Saturday, February 13, 2016

Racial Differences in Receipt of Chlamydia Testing among Medicaid-Insured Women in 2013

To estimate the percentage of young, sexually active Medicaid-insured women who were tested for chlamydia by age, race/ethnicity, and history of sexually transmitted disease (STD) diagnosis.

We used the medical diagnostic and procedural codes from Truven Health MarketScan Medicaid claims data from 10 states in 2012 and 2013 to estimate the rates of chlamydia testing in 2013 and previous STD diagnosis (diagnosed in 2012) among Medicaid-insured women aged 15-25 years who were sexually active in 2013. We also used a logit model to assess the association between chlamydia testing and women's age, race/ethnicity, and previous STD diagnosis.

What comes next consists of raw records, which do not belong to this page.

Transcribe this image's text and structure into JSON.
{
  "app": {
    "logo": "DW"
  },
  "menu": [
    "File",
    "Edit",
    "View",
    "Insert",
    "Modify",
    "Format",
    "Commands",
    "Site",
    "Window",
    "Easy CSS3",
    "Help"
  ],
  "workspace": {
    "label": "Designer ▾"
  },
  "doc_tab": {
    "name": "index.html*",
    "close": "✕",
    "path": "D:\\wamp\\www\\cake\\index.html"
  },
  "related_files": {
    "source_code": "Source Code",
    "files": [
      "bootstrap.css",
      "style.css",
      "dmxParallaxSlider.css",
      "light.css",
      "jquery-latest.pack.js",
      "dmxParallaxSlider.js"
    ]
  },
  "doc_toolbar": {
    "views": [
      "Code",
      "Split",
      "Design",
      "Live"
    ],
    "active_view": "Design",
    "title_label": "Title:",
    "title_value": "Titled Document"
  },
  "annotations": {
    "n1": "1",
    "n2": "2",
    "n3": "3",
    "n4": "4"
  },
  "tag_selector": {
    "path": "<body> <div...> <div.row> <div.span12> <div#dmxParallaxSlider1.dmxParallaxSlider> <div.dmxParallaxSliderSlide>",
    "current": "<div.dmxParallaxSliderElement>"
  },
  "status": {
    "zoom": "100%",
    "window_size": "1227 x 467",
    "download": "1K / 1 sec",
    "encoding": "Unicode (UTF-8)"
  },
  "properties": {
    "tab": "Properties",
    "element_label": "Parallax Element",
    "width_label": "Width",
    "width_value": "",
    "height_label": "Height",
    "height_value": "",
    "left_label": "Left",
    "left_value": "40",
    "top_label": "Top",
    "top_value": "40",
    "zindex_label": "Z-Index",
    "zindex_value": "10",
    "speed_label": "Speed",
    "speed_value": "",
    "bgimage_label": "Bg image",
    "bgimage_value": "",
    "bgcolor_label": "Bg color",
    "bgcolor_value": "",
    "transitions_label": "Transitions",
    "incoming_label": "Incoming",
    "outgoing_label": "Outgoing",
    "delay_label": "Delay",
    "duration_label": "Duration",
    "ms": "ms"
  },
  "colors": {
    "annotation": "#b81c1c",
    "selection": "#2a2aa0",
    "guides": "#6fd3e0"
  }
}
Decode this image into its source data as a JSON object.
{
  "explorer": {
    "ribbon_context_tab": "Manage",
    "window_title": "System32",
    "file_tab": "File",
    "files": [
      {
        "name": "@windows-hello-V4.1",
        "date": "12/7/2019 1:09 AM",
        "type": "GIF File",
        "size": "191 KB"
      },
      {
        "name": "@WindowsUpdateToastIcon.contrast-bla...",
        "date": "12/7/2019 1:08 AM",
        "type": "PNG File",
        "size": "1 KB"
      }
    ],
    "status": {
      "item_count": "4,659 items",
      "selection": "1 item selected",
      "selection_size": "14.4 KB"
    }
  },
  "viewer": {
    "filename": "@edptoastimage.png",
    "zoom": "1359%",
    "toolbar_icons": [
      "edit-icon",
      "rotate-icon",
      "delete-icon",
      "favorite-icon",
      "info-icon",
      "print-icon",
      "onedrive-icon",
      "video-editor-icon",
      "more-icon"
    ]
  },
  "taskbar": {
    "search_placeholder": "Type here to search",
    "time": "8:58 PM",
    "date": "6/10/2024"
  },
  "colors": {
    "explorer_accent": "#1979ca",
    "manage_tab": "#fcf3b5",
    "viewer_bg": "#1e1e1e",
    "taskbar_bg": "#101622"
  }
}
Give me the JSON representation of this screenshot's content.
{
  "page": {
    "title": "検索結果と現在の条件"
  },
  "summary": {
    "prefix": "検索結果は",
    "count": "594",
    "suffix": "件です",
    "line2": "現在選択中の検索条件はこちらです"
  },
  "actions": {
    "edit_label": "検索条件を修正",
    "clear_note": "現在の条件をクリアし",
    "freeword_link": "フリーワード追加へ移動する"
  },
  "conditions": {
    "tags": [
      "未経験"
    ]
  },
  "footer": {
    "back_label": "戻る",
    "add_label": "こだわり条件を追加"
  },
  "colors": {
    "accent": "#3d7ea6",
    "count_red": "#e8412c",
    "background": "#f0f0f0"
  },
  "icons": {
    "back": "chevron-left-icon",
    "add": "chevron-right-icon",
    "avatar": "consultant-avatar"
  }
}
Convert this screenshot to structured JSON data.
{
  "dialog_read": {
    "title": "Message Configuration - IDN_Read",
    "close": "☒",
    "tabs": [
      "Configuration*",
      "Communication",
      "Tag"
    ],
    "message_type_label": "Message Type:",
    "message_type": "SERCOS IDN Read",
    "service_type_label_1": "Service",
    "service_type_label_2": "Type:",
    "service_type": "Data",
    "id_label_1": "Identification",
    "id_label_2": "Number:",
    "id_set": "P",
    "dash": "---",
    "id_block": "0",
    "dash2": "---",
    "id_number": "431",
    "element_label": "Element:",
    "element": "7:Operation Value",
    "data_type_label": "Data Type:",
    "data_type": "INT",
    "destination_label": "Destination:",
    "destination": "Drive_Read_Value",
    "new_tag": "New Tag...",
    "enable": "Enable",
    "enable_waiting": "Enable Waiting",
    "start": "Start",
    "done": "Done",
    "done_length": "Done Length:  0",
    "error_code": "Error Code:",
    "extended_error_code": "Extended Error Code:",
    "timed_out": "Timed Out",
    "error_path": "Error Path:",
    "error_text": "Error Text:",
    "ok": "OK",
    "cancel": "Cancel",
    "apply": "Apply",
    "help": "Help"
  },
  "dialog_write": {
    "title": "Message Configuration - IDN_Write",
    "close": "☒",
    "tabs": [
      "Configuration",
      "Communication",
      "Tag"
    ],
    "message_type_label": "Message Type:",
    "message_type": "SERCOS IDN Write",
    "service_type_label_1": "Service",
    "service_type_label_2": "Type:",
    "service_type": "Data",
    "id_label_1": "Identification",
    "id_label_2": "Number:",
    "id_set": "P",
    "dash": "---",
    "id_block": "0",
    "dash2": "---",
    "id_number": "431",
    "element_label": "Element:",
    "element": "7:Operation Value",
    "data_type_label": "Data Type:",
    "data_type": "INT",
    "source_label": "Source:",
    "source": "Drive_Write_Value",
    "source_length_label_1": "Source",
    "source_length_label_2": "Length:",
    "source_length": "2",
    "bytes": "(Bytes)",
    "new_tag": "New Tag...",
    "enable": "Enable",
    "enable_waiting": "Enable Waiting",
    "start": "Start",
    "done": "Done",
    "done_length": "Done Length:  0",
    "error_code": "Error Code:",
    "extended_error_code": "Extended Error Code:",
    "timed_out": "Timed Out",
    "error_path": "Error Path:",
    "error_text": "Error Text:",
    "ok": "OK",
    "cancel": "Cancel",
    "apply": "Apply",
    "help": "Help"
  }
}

Overall, among approximately 261,000 Medicaid-insured women aged 15-25 years in 2013 who were classified as sexually active, 50.2% were tested for chlamydia in 2013. The chlamydia testing rate was 45.6% for white women and 57.5% for black women. The chlamydia testing rate was 63.5% for women diagnosed as having an STD in 2012 and 46.8% for women not diagnosed as having an STD in 2012. The chlamydia testing rate was significantly (P < 0.05) associated with previous STD diagnosis, age, and race/ethnicity in our logit model.

Higher chlamydia testing rates among black women can be explained in part by higher rates of previous STD diagnoses. Our finding that black women have the highest chlamydia testing rates is encouraging, as improved access to STD prevention services among racial/ethnic minorities can help to reduce racial/ethnic disparities in STDs. However, chlamydia screening remains an underused preventive health service for young women of all racial and ethnic groups.

Purchase full article at:

  • 1From the *Division of STD Prevention, National Center for HIV/AIDS, Viral Hepatitis, STD, and TB Prevention, Atlanta, GA; and †Oak Ridge Institute of Science and Education, Oak Ridge, TN. 
  •  2016 Mar;43(3):147-51. doi: 10.1097/OLQ.0000000000000405.

No comments:

Post a Comment